Can there be a better time to write about staying connected during a powercut, than when you’re in the middle of one?
Well it just so happens the power went out here about an hour ago and it is not expected to be back on for a few more hours yet. However, I am merrily typing away on my laptop, connected to the internet. My son is playing online games in the other room (it’s half term and there’s a lockdown). My wife is busy working on her computer too. In fact, everyone in the house is still able to do most things online, even though we have no mains power.
We’re not even using a WiFi hotspot, although that may be necessary later on.
UPS to the rescue!
No, not that UPS. I mean an Uninterruptible Power Supply (UPS). It’s basically a big battery with power sockets all over the place. Data centres have really big ones, but you can get smaller ones that fit under your desk, or somewhere else that’s convenient for you. There are options for different types of plug socket, as well as USB connections and all the bells and whistles people expect.
Our UPS has 8 regular plug sockets. 4 are powered via the battery and 4 are simply surge protected. I have all of the essential networking equipment plugged into the 4 that are powered by the battery. I used to have my PC and monitor plugged in to the battery, but that really depletes the battery quickly. Different makes and models vary, but mine used to run out of juice after about 10 to 15 minutes like that.
That’s not the case with the current set of gadgets I have plugged in. None of them use a great deal of energy and so the battery has stayed up for a very long time and that means the modem and WiFi hub are still on and still churning out a signal. Naturally it helps that we all have laptops which don’t need to be connected to the mains power to be used. Eventually they will run out of power as well, but by that point the powercut should have ended.
How much does a UPS cost?
You can get a fairly decent UPS for under £100. As with any purchase, make sure you read reviews and check the specs before committing to buying one.
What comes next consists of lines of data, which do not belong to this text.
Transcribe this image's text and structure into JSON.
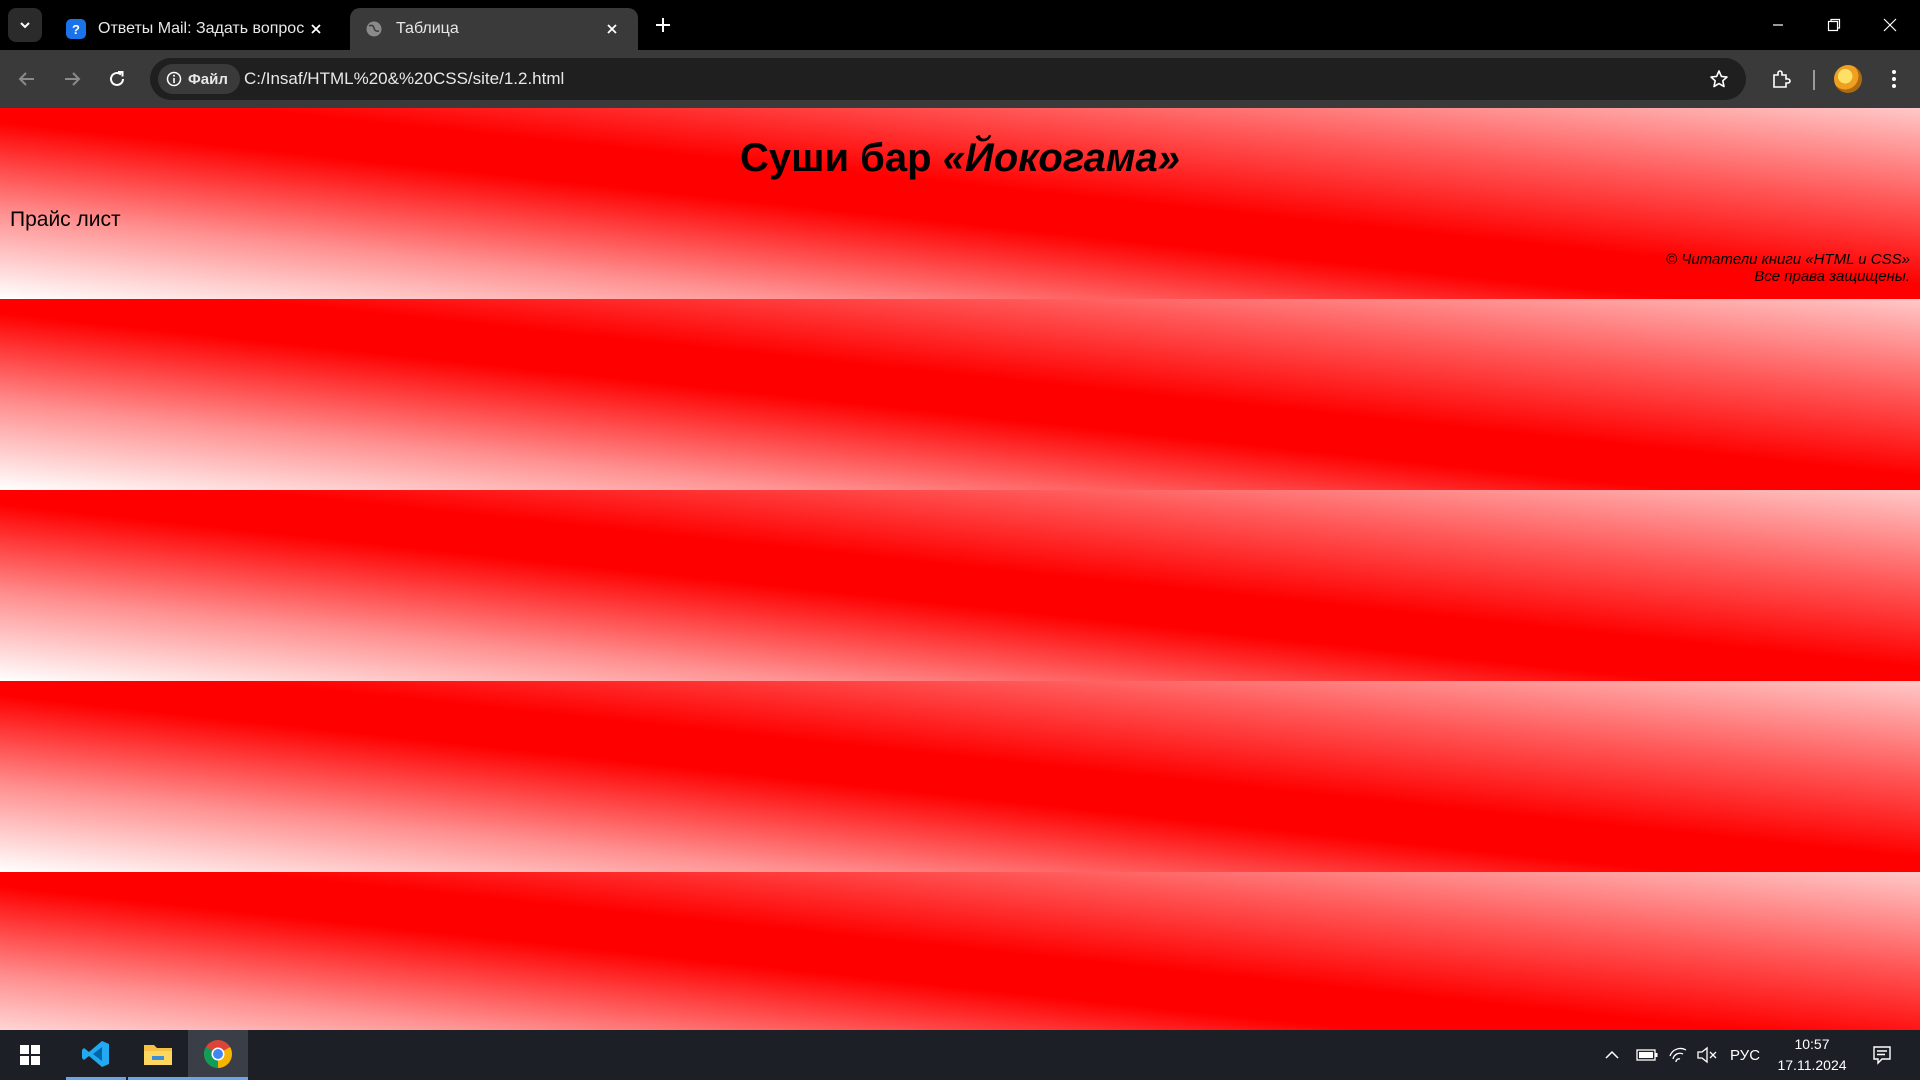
{
  "browser": {
    "tabs": [
      {
        "title": "Ответы Mail: Задать вопрос",
        "icon": "mail-answers-favicon",
        "active": false
      },
      {
        "title": "Таблица",
        "icon": "globe-icon",
        "active": true
      }
    ],
    "site_chip_label": "Файл",
    "url": "C:/Insaf/HTML%20&%20CSS/site/1.2.html"
  },
  "page": {
    "title_plain": "Суши бар ",
    "title_brand": "«Йокогама»",
    "price_label": "Прайс лист",
    "copyright_line1": "© Читатели книги «HTML и CSS»",
    "copyright_line2": "Все права защищены.",
    "background_colors": [
      "#ffffff",
      "#ff0000"
    ]
  },
  "taskbar": {
    "apps": [
      "windows-start",
      "vscode",
      "file-explorer",
      "chrome"
    ],
    "language": "РУС",
    "time": "10:57",
    "date": "17.11.2024"
  }
}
If you can afford a more expensive one and feel that you need it, go for it. You’ll forget it is even there most of the time, but when the worst does happen and the power does go out, it can really save the day.